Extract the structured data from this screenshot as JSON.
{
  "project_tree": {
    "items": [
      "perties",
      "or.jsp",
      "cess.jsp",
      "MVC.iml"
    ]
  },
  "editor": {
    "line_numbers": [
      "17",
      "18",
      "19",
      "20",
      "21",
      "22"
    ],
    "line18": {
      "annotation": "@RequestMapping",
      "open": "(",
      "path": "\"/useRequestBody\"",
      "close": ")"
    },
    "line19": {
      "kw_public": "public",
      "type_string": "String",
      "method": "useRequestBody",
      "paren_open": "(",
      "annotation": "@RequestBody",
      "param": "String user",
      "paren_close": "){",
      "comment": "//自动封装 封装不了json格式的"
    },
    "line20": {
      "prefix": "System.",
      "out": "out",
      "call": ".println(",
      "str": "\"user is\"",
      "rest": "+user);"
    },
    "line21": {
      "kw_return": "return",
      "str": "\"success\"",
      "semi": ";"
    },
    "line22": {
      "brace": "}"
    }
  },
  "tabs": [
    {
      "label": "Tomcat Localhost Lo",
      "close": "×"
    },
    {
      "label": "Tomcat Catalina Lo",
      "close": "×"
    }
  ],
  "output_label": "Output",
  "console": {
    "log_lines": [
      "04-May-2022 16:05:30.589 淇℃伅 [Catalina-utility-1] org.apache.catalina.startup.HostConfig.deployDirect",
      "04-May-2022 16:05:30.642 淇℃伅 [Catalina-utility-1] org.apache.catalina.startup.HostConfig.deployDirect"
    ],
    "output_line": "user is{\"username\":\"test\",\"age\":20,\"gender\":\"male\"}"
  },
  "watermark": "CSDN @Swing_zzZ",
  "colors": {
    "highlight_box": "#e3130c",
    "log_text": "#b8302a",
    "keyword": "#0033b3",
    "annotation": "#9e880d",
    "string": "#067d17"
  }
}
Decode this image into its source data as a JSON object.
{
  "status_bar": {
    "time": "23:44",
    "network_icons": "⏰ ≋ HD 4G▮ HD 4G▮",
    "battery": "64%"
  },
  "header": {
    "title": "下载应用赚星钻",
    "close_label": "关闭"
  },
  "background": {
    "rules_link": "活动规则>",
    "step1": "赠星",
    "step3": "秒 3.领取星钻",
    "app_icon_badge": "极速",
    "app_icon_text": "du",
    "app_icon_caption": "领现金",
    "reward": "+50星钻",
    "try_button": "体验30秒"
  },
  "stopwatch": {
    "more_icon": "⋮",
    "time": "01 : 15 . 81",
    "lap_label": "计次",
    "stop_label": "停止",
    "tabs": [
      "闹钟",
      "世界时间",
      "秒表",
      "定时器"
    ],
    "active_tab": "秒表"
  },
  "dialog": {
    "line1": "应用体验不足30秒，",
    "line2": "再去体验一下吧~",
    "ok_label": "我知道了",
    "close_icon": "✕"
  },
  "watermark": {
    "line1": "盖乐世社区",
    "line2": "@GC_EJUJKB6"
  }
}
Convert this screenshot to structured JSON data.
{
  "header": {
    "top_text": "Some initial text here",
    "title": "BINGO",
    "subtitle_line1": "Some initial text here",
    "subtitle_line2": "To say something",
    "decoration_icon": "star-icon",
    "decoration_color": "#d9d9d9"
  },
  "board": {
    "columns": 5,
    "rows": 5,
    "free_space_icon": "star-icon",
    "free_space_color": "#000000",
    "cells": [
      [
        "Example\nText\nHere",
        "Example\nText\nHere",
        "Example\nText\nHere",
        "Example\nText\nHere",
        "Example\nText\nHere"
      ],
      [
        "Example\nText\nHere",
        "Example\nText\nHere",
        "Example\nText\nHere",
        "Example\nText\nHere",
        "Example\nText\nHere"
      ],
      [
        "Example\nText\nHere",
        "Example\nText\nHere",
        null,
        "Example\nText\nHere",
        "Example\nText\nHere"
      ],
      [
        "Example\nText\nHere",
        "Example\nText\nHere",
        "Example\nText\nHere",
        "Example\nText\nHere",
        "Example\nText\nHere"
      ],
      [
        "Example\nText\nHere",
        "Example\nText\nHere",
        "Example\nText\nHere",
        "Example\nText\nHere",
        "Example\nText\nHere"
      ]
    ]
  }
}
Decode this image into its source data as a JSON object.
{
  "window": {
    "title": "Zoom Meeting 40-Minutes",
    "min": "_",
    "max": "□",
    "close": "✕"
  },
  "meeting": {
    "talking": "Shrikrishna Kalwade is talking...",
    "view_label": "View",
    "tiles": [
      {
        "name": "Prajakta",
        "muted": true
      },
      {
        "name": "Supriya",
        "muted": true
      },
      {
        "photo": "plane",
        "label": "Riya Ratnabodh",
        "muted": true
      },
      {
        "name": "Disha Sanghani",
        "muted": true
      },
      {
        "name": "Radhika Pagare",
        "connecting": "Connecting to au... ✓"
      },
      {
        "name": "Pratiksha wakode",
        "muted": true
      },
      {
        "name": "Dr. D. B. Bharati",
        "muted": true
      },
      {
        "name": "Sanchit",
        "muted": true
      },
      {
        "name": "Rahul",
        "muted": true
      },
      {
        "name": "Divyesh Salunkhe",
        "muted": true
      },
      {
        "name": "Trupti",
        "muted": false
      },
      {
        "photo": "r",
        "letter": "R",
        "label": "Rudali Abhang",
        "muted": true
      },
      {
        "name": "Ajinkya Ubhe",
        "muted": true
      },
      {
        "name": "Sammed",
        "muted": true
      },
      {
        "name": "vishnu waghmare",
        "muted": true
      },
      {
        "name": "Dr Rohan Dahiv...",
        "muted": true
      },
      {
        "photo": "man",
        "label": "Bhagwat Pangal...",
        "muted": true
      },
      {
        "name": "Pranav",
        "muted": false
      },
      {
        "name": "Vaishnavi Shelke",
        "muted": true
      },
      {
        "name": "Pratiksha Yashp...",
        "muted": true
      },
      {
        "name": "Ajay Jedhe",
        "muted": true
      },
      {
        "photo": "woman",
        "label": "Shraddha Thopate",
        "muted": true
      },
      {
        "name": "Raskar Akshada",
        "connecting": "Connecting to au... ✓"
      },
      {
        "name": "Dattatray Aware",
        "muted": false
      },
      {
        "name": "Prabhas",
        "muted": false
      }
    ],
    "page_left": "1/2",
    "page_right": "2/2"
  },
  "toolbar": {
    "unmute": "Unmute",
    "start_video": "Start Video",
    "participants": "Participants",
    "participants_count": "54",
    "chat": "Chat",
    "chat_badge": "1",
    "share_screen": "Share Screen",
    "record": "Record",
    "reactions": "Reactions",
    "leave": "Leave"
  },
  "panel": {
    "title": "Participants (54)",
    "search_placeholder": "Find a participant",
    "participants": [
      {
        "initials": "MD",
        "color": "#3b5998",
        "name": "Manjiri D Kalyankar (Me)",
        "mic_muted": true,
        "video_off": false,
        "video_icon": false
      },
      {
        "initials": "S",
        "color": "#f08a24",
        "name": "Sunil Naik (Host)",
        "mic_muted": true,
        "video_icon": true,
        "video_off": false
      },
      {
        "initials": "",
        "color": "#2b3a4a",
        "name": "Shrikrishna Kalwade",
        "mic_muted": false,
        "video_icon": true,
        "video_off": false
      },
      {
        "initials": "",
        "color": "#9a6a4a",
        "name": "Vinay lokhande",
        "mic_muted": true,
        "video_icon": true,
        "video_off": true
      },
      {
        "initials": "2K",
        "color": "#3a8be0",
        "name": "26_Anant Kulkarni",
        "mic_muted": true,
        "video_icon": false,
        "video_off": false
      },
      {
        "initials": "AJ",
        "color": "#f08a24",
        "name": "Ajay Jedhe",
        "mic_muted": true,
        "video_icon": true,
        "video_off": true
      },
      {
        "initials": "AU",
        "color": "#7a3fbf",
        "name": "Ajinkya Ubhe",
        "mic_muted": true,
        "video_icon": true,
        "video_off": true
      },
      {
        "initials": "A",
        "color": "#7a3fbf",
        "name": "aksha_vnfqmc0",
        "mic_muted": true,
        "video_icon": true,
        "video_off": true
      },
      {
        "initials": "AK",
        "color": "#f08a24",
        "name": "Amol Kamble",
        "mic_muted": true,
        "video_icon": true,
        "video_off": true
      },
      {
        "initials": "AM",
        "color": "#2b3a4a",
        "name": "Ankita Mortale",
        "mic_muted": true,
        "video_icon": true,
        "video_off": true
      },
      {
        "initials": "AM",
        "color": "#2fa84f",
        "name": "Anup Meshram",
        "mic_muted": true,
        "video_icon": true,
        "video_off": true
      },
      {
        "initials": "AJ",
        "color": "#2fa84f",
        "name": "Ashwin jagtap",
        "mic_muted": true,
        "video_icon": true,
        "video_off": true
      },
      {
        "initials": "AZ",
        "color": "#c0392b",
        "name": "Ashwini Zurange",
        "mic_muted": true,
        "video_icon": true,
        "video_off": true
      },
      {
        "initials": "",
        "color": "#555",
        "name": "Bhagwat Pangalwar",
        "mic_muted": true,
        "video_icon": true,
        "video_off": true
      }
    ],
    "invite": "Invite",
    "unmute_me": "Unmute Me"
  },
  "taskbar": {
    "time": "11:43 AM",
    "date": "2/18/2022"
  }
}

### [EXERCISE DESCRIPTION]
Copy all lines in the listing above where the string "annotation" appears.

### [SOLUTION FOR THIS EXERCISE]
      "annotation": "@RequestMapping",
      "annotation": "@RequestBody",
    "annotation": "#9e880d",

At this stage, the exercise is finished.